Cooperative tasks are ones where each person contributes their own part of the project through division of labor. Collaborate MEANS THAT each person’s thinking is required to clarify reasoning and construct common meaning (Moore, 2007, p. 144).

Collaborative vs. Cooperative

Collaborative learning can support learners to elaborate, explain and evaluate information in order to re- and co-construct (new) knowledge or to solve the problems (Veerman & Cesareni, 2005). “The essence of collaboration is the construction of shared meanings for conversations, concepts, and experiences” (Roschelle, 1992, p. 239).Communities of practice are characterized by: 1) Meaning:life experience 2) Practice: mutual engagement in action. 3) Community: participation in social settings 4) Identity: how learning changes us (Wenger, 1998, p. 5). “The sum of community knowledge is greater than the sum of individual participant knowledge (Gherardi & Nicolini, 2000).

When exploring important issues, collaborative teams will benefit from Planning a clear direction and purpose for learning. Selecting relevant material. Connecting personal histories to a broader community (Corno & Mandinach, 1983). Cognitive development in any domain is activated in a cultural context (Gardner, 1987). One way that instructors can encourage collaborative learning is to include activities centered around issues of social importance where learners are encouraged to formulate their own point of view (supported by evidence), examine the points of view of others, identify weaknesses in their own thinking and reach consensus that the entire group can support.

Murphy (2004) shares six stages of interaction and collaboration in groups:

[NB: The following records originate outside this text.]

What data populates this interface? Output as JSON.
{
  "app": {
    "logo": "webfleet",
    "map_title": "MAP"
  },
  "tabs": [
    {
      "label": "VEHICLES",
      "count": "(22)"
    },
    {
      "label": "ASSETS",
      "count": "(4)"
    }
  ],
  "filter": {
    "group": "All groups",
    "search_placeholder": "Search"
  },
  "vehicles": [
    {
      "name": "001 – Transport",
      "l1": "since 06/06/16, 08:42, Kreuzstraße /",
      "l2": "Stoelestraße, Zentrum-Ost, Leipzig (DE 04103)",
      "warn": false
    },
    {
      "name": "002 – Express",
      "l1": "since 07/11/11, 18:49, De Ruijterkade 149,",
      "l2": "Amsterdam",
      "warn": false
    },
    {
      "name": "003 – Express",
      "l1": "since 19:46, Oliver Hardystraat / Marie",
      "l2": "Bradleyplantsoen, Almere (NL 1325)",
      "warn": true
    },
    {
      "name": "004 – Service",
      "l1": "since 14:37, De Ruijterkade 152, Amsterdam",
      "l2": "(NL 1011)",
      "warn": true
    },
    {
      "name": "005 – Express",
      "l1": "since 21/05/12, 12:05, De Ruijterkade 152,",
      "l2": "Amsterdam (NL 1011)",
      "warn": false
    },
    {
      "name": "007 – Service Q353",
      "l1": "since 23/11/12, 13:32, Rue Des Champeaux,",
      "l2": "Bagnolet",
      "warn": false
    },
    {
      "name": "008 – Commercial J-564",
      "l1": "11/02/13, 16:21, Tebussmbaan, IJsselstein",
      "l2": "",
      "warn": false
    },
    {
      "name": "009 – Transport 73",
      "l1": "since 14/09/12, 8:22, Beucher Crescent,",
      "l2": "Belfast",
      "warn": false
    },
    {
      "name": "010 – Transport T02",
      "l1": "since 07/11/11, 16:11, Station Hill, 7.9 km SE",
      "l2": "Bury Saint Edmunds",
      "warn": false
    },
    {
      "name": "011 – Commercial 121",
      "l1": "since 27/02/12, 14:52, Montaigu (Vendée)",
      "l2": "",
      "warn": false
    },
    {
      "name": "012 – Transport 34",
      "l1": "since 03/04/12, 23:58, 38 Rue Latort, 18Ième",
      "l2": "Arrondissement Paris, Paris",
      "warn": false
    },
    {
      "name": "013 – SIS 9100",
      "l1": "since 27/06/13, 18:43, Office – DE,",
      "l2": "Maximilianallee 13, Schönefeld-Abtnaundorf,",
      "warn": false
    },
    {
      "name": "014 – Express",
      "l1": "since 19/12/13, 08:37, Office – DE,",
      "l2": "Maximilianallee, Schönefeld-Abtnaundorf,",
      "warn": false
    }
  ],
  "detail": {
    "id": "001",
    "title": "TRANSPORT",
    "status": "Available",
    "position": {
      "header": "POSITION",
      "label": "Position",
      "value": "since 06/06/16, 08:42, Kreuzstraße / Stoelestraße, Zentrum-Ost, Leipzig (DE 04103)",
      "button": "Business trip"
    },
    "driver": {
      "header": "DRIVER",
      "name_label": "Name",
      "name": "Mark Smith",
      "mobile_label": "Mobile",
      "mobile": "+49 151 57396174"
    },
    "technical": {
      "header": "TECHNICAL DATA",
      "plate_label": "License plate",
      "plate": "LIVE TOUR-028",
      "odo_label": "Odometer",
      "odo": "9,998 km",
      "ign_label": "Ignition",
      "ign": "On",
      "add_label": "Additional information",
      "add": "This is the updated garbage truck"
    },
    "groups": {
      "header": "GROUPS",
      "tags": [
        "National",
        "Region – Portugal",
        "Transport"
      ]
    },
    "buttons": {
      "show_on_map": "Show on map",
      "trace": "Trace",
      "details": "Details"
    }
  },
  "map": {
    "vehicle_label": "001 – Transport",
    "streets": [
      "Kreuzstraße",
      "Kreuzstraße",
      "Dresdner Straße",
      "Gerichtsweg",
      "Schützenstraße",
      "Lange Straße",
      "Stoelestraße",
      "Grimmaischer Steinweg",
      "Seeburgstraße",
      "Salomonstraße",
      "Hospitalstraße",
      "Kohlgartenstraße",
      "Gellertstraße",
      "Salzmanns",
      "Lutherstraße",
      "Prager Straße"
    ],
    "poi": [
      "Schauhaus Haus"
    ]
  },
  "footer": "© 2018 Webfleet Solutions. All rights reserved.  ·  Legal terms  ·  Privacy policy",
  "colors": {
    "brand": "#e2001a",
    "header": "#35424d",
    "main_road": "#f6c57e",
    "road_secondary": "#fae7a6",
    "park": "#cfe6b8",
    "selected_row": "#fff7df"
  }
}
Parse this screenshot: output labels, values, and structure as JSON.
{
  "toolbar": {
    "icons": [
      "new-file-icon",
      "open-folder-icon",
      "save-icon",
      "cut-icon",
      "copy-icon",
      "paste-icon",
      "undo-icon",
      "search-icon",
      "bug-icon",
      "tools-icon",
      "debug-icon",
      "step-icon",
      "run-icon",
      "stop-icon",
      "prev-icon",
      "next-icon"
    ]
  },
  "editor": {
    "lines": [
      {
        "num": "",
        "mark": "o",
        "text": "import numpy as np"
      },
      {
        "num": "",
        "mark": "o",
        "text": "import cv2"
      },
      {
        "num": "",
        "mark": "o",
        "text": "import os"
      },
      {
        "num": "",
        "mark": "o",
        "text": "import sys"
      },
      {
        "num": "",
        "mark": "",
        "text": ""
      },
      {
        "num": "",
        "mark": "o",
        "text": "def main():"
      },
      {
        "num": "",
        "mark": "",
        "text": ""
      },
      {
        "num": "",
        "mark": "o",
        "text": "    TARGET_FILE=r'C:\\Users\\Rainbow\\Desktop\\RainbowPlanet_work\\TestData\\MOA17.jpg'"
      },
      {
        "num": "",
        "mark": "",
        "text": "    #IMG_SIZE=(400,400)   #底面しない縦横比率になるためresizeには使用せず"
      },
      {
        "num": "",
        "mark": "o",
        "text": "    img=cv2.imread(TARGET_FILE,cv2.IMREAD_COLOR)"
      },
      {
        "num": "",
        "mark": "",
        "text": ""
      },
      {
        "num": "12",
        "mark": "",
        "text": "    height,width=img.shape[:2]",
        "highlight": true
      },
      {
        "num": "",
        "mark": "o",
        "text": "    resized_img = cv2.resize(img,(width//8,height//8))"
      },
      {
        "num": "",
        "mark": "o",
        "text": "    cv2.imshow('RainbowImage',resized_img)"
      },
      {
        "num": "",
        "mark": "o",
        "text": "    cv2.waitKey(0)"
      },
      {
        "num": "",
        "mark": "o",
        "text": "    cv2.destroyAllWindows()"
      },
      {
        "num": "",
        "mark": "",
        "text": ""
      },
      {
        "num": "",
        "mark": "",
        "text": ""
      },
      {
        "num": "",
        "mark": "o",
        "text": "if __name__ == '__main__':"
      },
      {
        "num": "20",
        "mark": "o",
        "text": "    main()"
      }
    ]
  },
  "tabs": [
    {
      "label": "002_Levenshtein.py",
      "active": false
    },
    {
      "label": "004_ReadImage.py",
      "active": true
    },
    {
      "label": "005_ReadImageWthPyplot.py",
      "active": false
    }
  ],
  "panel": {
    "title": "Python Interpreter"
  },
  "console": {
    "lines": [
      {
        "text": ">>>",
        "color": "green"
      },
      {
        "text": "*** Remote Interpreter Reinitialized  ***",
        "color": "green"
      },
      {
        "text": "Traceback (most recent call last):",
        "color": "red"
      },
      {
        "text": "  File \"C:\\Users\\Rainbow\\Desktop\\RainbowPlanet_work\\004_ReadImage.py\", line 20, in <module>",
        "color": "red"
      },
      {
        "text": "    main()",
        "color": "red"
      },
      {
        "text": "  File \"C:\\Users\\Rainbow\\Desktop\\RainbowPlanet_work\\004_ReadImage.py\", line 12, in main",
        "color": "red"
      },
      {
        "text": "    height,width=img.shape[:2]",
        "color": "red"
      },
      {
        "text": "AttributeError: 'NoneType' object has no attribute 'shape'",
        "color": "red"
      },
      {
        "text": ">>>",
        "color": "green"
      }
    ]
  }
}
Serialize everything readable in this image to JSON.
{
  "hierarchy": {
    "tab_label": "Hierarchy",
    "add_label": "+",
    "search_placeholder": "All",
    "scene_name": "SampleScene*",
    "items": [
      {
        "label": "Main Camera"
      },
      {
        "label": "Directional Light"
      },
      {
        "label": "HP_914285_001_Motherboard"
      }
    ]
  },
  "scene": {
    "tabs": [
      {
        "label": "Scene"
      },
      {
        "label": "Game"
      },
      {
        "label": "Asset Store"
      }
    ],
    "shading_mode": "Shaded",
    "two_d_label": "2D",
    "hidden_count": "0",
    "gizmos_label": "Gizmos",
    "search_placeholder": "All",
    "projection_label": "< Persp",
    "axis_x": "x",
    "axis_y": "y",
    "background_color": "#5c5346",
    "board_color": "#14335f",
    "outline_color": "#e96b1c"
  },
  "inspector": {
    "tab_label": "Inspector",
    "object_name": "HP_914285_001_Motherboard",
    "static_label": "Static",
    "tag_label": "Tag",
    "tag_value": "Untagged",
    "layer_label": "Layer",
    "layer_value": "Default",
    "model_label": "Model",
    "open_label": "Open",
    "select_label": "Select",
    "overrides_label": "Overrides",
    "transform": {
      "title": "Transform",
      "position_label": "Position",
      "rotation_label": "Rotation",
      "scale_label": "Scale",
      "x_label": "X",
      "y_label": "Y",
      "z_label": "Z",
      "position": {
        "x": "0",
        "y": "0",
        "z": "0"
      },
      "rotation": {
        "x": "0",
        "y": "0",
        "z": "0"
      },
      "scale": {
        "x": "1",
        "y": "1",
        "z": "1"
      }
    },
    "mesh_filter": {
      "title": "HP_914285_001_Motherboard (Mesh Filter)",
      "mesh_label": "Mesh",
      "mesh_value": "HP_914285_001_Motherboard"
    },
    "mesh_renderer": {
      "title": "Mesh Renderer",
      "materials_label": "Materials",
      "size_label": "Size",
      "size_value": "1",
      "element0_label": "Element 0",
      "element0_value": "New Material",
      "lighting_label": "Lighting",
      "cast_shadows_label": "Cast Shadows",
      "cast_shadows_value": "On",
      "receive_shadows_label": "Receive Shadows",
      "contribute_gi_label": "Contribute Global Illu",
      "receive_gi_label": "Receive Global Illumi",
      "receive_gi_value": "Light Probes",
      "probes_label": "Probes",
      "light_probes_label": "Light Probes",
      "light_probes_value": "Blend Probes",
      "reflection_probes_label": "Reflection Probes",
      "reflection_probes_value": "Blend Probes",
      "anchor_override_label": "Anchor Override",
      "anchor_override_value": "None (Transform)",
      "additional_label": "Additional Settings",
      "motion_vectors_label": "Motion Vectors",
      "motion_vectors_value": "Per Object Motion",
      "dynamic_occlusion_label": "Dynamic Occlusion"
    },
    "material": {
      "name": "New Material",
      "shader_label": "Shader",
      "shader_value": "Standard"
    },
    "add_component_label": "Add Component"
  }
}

  1. create social presence as real people,
  2. articulate individual perspectives,
  3. accommodate and reflect back other’s perspectives,
  4. co-construct new perspectives and meanings,
  5. build shared goals and purposes and
  6. produce shared products (Murphy, 2004, in Moore page 141).

Collaborative learning provides peer support which in turn allows the learner to “internalize knowledge and critical thinking skills and to connect them into tools for intellectual functioning” (Gokhale, 1995, p. 6). Through collaboration enabled by digital technologies, learners can research, reflect, revise and resolve in powerful and meaningful ways. Collaboration between teacher and students or groups of students as well as collaboration between students with each other facilitates the development of social and cognitive presence.

The internet is a point of information and an environment that fosters a collaborative learning environment because of the interactive capabilities it now provide due to technological advances. Internet technologies allow storing, retrieving and organizing vast amounts of information but also allow a level of collaboration between learners and domain experts never before seen (Hazari, 2004).

References

  • Corno, L. & Mandinach, E.B. (1983). The role of cognitive engagement in classroom learning and motivation.Educational Psychologist, 18, 88-108.
  • Gardner, H. (1987). The mind’s new science. New York, Basic Books.
  • Gokhale, A. A. (1995). Collaborative learning enhances critical thinking. Journal of Technology Education, 7(1). Retrieved July 17, 2009 from http://scholar.lib.vt.edu/ejournals/JTE/jte-v7n1/gokhale.jte-v7n1.html
  • Hazari, S. (2004). Strategy for assessment of online course discussions. Journal of Information Systems Education, 15(4), 349-355.
  • Moore, M. G. (2007). Handbook of distance education. Mahwah, NJ: Lawrence Erlbaum Associates, Inc.
  • Murphy (2004) In M. G. Moore, M. G. Handbook of distance education. Mahwah, NJ: Lawrence Erlbaum Associates, Inc.
  • Roschelle, J. (1992). Learning by collaborating: Converging conceptual change. The Journal of the Learning Sciences, 2, 235-276.
  • Veermans, M., & Cesareni, D. (2005). The Nature of the Discourse in Web-Based Collaborative Learning Environments: Case Studies from Four Different Countries.Computers and Education, 45(3), 316-336. Retrieved from ERIC database.

Strategies

  • The "marshmallow problem" is a simple team-building task that uses dry spaghetti, one yard of tape and a marshmallow. The goal is to build the tallest tower: view here
  • Structured Controversy (PDF)

Illustrations